START DATA SHOWN

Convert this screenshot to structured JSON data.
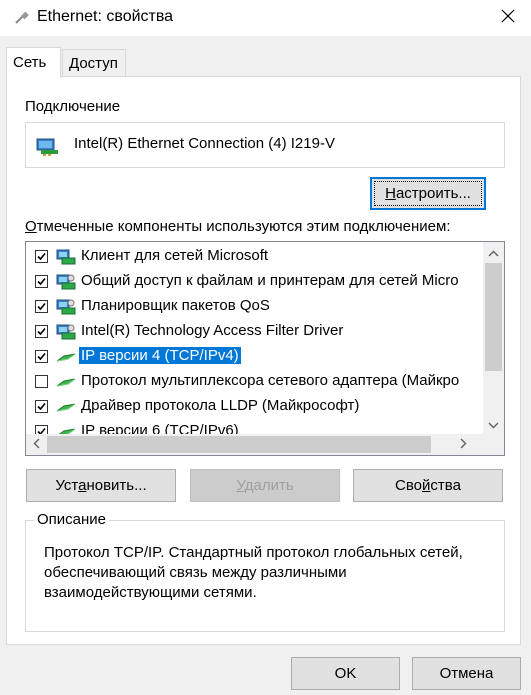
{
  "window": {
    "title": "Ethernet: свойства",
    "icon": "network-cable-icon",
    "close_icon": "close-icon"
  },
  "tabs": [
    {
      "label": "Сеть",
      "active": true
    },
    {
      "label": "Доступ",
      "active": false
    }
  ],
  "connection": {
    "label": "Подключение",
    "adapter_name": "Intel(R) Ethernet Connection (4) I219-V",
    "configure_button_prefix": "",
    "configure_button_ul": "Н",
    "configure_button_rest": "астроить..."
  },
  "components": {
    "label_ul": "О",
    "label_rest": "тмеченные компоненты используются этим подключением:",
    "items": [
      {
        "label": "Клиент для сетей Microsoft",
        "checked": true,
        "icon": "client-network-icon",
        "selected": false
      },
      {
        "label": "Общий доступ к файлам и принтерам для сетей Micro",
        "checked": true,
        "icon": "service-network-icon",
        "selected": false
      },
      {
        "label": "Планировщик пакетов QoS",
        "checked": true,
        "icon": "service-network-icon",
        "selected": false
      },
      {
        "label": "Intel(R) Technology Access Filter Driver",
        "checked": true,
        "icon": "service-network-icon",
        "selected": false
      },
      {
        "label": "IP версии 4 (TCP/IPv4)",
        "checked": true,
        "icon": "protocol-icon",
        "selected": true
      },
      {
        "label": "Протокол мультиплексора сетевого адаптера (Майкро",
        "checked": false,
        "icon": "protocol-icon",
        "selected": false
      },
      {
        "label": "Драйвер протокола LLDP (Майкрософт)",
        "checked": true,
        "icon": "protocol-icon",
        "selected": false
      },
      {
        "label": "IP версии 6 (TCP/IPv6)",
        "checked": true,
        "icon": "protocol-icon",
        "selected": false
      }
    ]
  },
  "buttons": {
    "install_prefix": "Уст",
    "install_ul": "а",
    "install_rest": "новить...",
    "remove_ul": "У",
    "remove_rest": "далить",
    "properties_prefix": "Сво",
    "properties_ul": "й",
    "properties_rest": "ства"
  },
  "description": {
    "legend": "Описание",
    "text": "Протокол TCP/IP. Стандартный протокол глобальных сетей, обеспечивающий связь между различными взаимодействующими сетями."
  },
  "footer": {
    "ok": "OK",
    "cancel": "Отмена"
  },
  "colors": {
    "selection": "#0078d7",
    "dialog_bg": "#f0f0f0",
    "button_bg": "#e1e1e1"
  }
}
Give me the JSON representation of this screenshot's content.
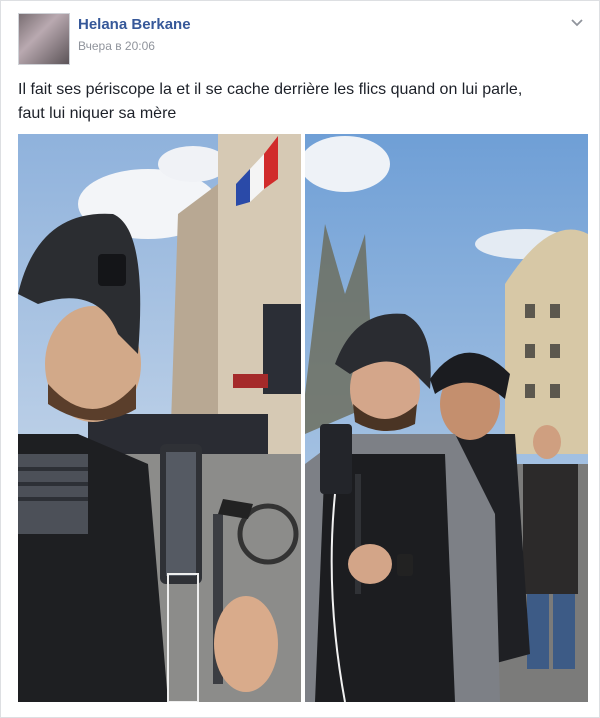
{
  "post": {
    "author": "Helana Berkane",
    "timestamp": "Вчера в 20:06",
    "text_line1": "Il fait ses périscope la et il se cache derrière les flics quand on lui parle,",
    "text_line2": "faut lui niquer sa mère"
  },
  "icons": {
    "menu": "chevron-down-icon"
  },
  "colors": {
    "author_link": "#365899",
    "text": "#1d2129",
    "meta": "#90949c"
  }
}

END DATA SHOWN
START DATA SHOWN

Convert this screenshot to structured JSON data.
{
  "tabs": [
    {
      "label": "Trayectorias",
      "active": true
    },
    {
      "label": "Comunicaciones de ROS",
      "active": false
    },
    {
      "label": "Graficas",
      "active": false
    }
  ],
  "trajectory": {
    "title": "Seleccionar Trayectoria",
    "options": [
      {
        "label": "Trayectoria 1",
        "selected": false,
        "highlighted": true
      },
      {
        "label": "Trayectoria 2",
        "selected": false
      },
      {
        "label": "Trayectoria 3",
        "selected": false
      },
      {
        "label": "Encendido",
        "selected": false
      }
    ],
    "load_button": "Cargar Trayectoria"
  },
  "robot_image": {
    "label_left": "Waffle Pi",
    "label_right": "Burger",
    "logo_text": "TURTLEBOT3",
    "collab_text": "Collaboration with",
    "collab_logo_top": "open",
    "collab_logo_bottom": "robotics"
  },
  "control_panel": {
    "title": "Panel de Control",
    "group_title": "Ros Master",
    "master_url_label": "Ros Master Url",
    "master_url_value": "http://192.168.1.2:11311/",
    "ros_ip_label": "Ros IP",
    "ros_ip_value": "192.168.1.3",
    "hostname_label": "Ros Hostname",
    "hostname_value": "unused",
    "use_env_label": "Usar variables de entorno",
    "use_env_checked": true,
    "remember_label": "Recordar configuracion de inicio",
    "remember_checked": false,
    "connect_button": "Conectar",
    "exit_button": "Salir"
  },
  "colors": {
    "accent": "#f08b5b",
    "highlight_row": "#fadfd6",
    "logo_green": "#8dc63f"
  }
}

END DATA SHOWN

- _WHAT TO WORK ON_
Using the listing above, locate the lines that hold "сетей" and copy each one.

- _RESPONSE TO THE EXERCISE_
        "label": "Клиент для сетей Microsoft",
        "label": "Общий доступ к файлам и принтерам для сетей Micro",
    "text": "Протокол TCP/IP. Стандартный протокол глобальных сетей, обеспечивающий связь между различными взаимодействующими сетями."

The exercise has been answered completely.